* WHAT TO DO: Retype the entries below word for word, leaving none out.

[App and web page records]
^^^^
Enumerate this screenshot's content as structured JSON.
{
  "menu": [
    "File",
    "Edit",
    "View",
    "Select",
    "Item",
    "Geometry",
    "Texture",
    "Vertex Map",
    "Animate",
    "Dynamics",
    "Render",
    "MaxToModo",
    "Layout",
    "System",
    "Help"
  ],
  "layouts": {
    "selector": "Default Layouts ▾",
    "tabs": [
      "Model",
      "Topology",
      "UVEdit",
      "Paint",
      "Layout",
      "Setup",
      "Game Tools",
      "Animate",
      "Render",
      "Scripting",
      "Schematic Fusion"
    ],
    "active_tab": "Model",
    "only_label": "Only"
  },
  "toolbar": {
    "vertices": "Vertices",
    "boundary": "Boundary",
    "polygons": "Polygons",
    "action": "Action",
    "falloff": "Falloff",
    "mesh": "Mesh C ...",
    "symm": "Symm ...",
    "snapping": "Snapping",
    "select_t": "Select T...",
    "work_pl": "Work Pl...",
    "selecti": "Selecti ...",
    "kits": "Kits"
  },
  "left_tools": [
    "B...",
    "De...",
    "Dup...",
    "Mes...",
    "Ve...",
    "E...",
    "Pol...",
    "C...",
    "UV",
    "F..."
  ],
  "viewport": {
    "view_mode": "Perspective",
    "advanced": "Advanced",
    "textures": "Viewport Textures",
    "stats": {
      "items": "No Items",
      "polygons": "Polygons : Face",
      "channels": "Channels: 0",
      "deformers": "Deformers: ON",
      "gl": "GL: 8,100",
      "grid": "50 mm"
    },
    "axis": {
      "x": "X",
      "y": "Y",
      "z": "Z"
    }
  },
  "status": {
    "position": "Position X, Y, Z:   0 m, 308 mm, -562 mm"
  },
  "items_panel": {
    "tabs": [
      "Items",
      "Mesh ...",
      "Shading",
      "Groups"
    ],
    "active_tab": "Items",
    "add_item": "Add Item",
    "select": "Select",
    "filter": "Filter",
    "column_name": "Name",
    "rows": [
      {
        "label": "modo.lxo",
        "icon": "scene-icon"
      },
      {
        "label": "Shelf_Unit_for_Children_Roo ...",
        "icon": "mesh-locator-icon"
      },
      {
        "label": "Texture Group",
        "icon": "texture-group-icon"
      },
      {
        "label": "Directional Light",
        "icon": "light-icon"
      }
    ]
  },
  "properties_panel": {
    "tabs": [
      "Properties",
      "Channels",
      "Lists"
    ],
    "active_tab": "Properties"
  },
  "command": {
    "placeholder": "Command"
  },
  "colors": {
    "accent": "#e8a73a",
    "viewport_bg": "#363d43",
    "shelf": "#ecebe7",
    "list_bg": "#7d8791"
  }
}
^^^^
* RESULT OF THE EXERCISE:
Enumerate this screenshot's content as structured JSON.
{
  "menu": [
    "File",
    "Edit",
    "View",
    "Select",
    "Item",
    "Geometry",
    "Texture",
    "Vertex Map",
    "Animate",
    "Dynamics",
    "Render",
    "MaxToModo",
    "Layout",
    "System",
    "Help"
  ],
  "layouts": {
    "selector": "Default Layouts ▾",
    "tabs": [
      "Model",
      "Topology",
      "UVEdit",
      "Paint",
      "Layout",
      "Setup",
      "Game Tools",
      "Animate",
      "Render",
      "Scripting",
      "Schematic Fusion"
    ],
    "active_tab": "Model",
    "only_label": "Only"
  },
  "toolbar": {
    "vertices": "Vertices",
    "boundary": "Boundary",
    "polygons": "Polygons",
    "action": "Action",
    "falloff": "Falloff",
    "mesh": "Mesh C ...",
    "symm": "Symm ...",
    "snapping": "Snapping",
    "select_t": "Select T...",
    "work_pl": "Work Pl...",
    "selecti": "Selecti ...",
    "kits": "Kits"
  },
  "left_tools": [
    "B...",
    "De...",
    "Dup...",
    "Mes...",
    "Ve...",
    "E...",
    "Pol...",
    "C...",
    "UV",
    "F..."
  ],
  "viewport": {
    "view_mode": "Perspective",
    "advanced": "Advanced",
    "textures": "Viewport Textures",
    "stats": {
      "items": "No Items",
      "polygons": "Polygons : Face",
      "channels": "Channels: 0",
      "deformers": "Deformers: ON",
      "gl": "GL: 8,100",
      "grid": "50 mm"
    },
    "axis": {
      "x": "X",
      "y": "Y",
      "z": "Z"
    }
  },
  "status": {
    "position": "Position X, Y, Z:   0 m, 308 mm, -562 mm"
  },
  "items_panel": {
    "tabs": [
      "Items",
      "Mesh ...",
      "Shading",
      "Groups"
    ],
    "active_tab": "Items",
    "add_item": "Add Item",
    "select": "Select",
    "filter": "Filter",
    "column_name": "Name",
    "rows": [
      {
        "label": "modo.lxo",
        "icon": "scene-icon"
      },
      {
        "label": "Shelf_Unit_for_Children_Roo ...",
        "icon": "mesh-locator-icon"
      },
      {
        "label": "Texture Group",
        "icon": "texture-group-icon"
      },
      {
        "label": "Directional Light",
        "icon": "light-icon"
      }
    ]
  },
  "properties_panel": {
    "tabs": [
      "Properties",
      "Channels",
      "Lists"
    ],
    "active_tab": "Properties"
  },
  "command": {
    "placeholder": "Command"
  },
  "colors": {
    "accent": "#e8a73a",
    "viewport_bg": "#363d43",
    "shelf": "#ecebe7",
    "list_bg": "#7d8791"
  }
}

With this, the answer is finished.